Saving a file in Word

There is no need to select at
th
is moment. All

of these
possibilities (and many
more) will be available to
you as you move to the next
screen and this is what we
are assuming as we look at
the next picture to the right.

Notice a set of different
controls that are available to
you. The search at the t
op
will probably invoke your
operating systems search
characteristics. In this I can
tell you that in Vista,
Windows 7 or Server 2008,
any characters typed will immediately show file names containing these characters from everywhere
within your system
.

Wh
en we looked at properties off of prepare, one of the textboxes pertained to author of the
document which defaulted to the owner of the computer for new documents. Notice, a textbox
pertaining to owner is included in save as where one can set a author nam
e.

Similar to windows explorer, the panel at the left allows the user to move to generic locations such as
the desktop or documents (in XP this would be My Documents) and within this display the files meeting
the extension indicated as save as type. For th
e picture above right, we are looking at those files with
docx extensions. In addition, as will be discussed, we are looking at full details of these files which
includes the date they were last changed in Word.
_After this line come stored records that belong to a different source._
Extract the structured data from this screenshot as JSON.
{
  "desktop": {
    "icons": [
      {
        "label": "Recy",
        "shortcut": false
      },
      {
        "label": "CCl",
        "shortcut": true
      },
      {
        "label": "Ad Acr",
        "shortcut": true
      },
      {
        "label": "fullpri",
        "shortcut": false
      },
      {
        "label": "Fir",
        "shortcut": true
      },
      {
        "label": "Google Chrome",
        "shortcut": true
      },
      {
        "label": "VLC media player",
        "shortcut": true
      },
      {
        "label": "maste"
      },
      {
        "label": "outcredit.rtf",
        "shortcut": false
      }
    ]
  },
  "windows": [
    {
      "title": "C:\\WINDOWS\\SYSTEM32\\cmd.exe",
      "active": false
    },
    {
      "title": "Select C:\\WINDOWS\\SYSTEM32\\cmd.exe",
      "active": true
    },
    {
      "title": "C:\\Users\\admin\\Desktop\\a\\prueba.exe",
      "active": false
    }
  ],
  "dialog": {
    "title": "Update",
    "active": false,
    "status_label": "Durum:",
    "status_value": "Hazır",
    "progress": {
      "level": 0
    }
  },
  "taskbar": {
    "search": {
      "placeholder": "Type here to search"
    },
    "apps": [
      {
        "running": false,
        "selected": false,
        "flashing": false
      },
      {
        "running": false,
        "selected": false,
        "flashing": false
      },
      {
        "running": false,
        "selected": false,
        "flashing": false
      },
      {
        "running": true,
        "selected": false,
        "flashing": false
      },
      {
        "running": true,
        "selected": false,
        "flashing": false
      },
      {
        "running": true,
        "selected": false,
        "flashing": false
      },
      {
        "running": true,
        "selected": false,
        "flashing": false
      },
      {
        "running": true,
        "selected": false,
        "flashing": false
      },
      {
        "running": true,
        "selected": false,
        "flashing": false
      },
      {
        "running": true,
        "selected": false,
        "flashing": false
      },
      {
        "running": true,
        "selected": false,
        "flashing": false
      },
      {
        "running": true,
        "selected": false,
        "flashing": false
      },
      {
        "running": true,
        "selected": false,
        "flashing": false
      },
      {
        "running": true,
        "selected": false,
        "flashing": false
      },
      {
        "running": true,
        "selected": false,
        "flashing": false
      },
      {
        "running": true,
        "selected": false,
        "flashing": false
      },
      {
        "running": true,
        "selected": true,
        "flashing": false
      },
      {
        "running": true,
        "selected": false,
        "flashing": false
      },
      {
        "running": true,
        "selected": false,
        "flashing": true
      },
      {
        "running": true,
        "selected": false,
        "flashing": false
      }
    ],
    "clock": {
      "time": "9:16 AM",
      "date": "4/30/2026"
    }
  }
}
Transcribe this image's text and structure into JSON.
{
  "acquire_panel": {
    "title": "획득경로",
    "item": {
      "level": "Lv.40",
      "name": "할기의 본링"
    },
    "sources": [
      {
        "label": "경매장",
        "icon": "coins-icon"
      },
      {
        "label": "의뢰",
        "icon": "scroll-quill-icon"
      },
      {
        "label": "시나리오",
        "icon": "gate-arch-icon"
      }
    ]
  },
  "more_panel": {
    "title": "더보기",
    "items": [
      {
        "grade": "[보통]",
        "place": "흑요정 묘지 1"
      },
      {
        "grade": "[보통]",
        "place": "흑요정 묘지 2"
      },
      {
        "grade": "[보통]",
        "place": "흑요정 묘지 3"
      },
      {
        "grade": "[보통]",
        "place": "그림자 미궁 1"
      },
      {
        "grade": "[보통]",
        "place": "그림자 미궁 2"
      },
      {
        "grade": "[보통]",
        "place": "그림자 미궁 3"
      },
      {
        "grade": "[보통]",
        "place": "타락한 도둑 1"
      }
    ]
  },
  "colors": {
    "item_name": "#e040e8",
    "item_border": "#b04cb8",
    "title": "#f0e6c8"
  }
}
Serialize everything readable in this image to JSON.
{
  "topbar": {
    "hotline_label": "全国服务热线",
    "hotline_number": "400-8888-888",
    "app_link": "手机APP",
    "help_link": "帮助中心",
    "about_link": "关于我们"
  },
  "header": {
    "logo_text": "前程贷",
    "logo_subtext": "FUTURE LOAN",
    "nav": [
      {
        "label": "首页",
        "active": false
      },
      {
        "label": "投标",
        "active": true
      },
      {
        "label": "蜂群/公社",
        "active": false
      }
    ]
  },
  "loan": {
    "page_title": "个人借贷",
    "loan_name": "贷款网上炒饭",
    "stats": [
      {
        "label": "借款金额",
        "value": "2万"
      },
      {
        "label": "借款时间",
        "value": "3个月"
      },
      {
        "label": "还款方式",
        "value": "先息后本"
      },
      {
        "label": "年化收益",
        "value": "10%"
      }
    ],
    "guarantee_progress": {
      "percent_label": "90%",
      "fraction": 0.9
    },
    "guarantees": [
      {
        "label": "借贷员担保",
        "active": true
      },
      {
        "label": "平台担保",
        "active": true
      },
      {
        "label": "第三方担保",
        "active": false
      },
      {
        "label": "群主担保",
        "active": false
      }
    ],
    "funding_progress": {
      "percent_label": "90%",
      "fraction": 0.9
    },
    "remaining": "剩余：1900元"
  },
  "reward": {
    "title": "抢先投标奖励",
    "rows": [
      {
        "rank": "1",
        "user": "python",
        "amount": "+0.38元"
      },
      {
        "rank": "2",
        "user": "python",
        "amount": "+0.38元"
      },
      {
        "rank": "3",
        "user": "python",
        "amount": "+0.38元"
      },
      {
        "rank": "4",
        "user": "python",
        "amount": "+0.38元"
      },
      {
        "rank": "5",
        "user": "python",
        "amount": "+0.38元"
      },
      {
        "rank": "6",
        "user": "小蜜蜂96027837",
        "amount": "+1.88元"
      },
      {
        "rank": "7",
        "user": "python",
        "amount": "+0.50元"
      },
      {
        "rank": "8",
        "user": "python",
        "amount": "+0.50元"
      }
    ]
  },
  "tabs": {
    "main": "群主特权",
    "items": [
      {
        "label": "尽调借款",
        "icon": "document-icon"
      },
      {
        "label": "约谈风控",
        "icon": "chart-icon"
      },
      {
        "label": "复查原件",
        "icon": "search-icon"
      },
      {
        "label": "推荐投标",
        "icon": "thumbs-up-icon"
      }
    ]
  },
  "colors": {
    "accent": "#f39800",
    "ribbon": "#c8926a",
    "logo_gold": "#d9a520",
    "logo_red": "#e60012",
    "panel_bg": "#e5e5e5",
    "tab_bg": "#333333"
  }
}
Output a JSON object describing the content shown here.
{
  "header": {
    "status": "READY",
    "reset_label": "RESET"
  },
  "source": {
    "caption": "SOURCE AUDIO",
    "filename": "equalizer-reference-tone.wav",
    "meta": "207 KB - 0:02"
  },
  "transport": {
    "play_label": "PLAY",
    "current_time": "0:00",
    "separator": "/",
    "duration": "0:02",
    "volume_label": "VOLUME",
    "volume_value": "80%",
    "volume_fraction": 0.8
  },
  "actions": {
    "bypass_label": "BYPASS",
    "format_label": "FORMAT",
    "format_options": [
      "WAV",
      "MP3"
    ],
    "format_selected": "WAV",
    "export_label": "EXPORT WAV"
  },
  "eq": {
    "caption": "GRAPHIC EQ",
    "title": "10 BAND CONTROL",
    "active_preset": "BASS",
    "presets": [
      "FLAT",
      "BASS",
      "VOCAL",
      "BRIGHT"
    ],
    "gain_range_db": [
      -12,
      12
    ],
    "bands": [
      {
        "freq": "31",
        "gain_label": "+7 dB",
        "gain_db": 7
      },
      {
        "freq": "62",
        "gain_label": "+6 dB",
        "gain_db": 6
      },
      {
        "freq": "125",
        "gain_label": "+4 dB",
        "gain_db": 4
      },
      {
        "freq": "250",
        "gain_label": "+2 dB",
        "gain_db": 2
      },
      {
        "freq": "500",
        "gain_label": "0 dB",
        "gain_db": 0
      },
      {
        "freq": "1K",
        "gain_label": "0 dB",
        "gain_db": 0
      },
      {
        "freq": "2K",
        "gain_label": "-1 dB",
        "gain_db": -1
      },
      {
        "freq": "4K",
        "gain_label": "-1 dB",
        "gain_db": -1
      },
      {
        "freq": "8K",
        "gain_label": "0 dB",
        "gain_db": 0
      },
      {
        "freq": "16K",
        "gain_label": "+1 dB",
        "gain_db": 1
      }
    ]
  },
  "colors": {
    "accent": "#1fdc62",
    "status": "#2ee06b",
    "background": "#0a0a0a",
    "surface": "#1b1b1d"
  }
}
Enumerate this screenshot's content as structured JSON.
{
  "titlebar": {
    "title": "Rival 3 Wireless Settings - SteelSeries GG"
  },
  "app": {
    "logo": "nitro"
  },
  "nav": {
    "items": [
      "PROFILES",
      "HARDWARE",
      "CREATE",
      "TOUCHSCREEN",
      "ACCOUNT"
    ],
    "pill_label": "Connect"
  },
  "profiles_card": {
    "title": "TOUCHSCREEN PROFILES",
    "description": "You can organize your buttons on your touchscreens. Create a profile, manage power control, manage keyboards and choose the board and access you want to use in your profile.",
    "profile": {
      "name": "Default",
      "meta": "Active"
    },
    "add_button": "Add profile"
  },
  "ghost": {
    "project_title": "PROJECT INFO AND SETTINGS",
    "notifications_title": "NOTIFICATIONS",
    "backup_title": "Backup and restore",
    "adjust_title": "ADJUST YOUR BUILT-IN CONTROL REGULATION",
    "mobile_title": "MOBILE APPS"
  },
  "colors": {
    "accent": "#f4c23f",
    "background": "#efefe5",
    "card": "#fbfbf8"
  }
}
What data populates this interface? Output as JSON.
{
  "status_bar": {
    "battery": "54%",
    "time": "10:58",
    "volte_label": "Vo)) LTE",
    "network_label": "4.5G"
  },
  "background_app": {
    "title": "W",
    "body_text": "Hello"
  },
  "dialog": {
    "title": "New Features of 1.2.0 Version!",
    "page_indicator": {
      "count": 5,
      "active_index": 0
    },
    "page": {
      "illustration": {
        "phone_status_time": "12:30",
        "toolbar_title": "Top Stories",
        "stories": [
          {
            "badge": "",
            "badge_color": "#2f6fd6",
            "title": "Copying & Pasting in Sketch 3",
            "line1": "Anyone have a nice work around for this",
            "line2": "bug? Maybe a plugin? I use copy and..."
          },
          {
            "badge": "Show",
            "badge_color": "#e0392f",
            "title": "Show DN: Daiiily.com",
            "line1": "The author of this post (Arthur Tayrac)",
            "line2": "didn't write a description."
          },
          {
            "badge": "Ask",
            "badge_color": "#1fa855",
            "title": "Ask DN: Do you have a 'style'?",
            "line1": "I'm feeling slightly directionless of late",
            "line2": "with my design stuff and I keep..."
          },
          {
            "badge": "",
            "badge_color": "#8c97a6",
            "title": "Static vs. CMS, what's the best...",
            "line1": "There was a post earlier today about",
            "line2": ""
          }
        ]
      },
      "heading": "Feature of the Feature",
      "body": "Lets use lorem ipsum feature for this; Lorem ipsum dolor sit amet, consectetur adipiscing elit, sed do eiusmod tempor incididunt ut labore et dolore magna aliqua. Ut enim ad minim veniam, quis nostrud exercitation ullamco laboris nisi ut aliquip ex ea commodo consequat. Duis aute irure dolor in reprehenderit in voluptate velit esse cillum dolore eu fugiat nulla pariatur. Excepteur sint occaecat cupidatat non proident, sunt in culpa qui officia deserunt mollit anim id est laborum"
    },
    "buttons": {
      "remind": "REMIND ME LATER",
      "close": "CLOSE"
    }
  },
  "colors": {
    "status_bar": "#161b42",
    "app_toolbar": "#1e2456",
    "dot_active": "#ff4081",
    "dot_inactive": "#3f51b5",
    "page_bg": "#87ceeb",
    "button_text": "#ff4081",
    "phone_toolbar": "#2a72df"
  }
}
Below, we see an enlargement of the picture
above


Concentrating on the bottom of the screen.

Saving a file in Word

As indicated to the class, we are not going over operating system criteria this term so I can use this
tutorial to indicate the terminology for controls that is windows based. Save thumbnail is a check b
ox
where a clixk will either show a check or fill in the control. Click again and this clears the box. File name
and Save as type are called combo boxes as they allow for the inclusion of text as well as a list which
descends when you, at minimum, click on

the control to the right.

The programmer controls what you see on the combo box as (s)he can allow for any entries, entries to
add to the list or specifically constrain you to a selection of what’s in the list.

Save and cancel are designated as command bu
ttons that are pressed when you want to perform a
predetermined section of code.

Tool are a modern approach to list boxes where a predetermined list of options are presented. A list box
can be looked as a combo box without a text box component.

Now, back t
o saving. You can look at the files presented in different ways. Above we were looking at
details. Below, you can see the same selection using large icons. Everything still works the same way.
You choice, in terms of how to see these possible documents, co
mes out of the views listbox.



Saving a file in Word

We talked about the two most common formats that you are allowed to use, doc (compatible with
previous versions) and Docx, new to this version of word. There are other possibilities that you can see
by clicking on save as t
ype. Below, we see this result having done just that


we clicked save as type.


What other possibilities are there? Well, you can save a template which we may discuss as the class
progresses. New to this version is the saving of files as a PDF format. PD
F’s
,

you
may know, are
p
art of
the Adobe Acrobat series of programs.

You can also see that Word is set for the web with a variety of web based formats available to you. In
addition, rich text format is included as a format option. This is to provide compa
tibility with documents
on the web which still offer rtf formatted content. As indicated in class, rtf is the initial work by
Saving a file in Word

Microsoft in the late 80’s, early 90’s to move content from text based DOS to graphic designed
Windows.

Note another format


wor
ks. Works and word are not the same. Works in a one program attempt at
word processing, spreadsheet and database. It is not Microsoft windows. In general, Microsoft will not
provide for compatility with Word by Works but will allow the reverse which is wha
t you see here.

Our final display pertains to what you can see if you select pdf. A whole set of options are presented to
you. This is not surprising given what acrobat (and Adobe’s compatible programs) are trying to do. We
will not deal with pdf’s in this

class

we are having enough problems geeing to the material we are
supposed to do


but you might want to play with this when the term ends.